[Records drawn from a dataset]

* * *

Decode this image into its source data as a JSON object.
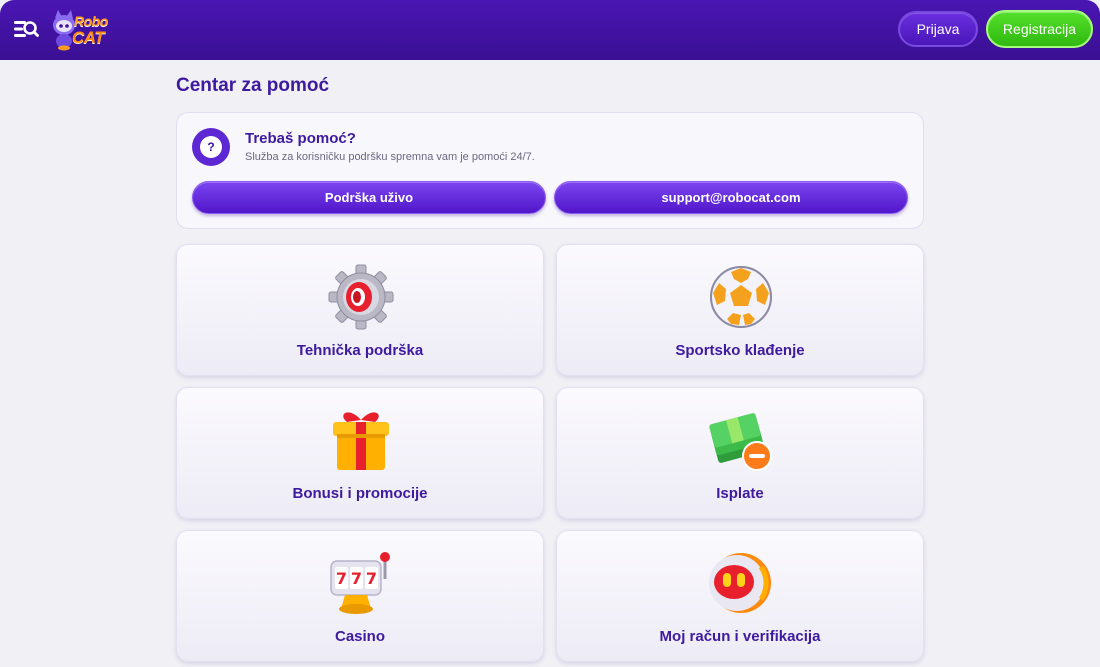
{
  "header": {
    "logo_line1": "Robo",
    "logo_line2": "CAT",
    "login_label": "Prijava",
    "register_label": "Registracija"
  },
  "page": {
    "title": "Centar za pomoć"
  },
  "help": {
    "title": "Trebaš pomoć?",
    "subtitle": "Služba za korisničku podršku spremna vam je pomoći 24/7.",
    "live_label": "Podrška uživo",
    "email_label": "support@robocat.com",
    "icon_glyph": "?"
  },
  "categories": [
    {
      "label": "Tehnička podrška",
      "icon": "gear-icon"
    },
    {
      "label": "Sportsko klađenje",
      "icon": "soccer-ball-icon"
    },
    {
      "label": "Bonusi i promocije",
      "icon": "gift-icon"
    },
    {
      "label": "Isplate",
      "icon": "cash-withdraw-icon"
    },
    {
      "label": "Casino",
      "icon": "slot-machine-icon"
    },
    {
      "label": "Moj račun i verifikacija",
      "icon": "robot-account-icon"
    }
  ],
  "colors": {
    "header": "#4a16b3",
    "accent": "#3d1a9e",
    "register": "#3fc81a"
  }
}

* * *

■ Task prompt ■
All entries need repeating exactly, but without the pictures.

■ Solution ■
Decode this image into its source data as a JSON object.
{
  "header": {
    "logo_line1": "Robo",
    "logo_line2": "CAT",
    "login_label": "Prijava",
    "register_label": "Registracija"
  },
  "page": {
    "title": "Centar za pomoć"
  },
  "help": {
    "title": "Trebaš pomoć?",
    "subtitle": "Služba za korisničku podršku spremna vam je pomoći 24/7.",
    "live_label": "Podrška uživo",
    "email_label": "support@robocat.com",
    "icon_glyph": "?"
  },
  "categories": [
    {
      "label": "Tehnička podrška",
      "icon": "gear-icon"
    },
    {
      "label": "Sportsko klađenje",
      "icon": "soccer-ball-icon"
    },
    {
      "label": "Bonusi i promocije",
      "icon": "gift-icon"
    },
    {
      "label": "Isplate",
      "icon": "cash-withdraw-icon"
    },
    {
      "label": "Casino",
      "icon": "slot-machine-icon"
    },
    {
      "label": "Moj račun i verifikacija",
      "icon": "robot-account-icon"
    }
  ],
  "colors": {
    "header": "#4a16b3",
    "accent": "#3d1a9e",
    "register": "#3fc81a"
  }
}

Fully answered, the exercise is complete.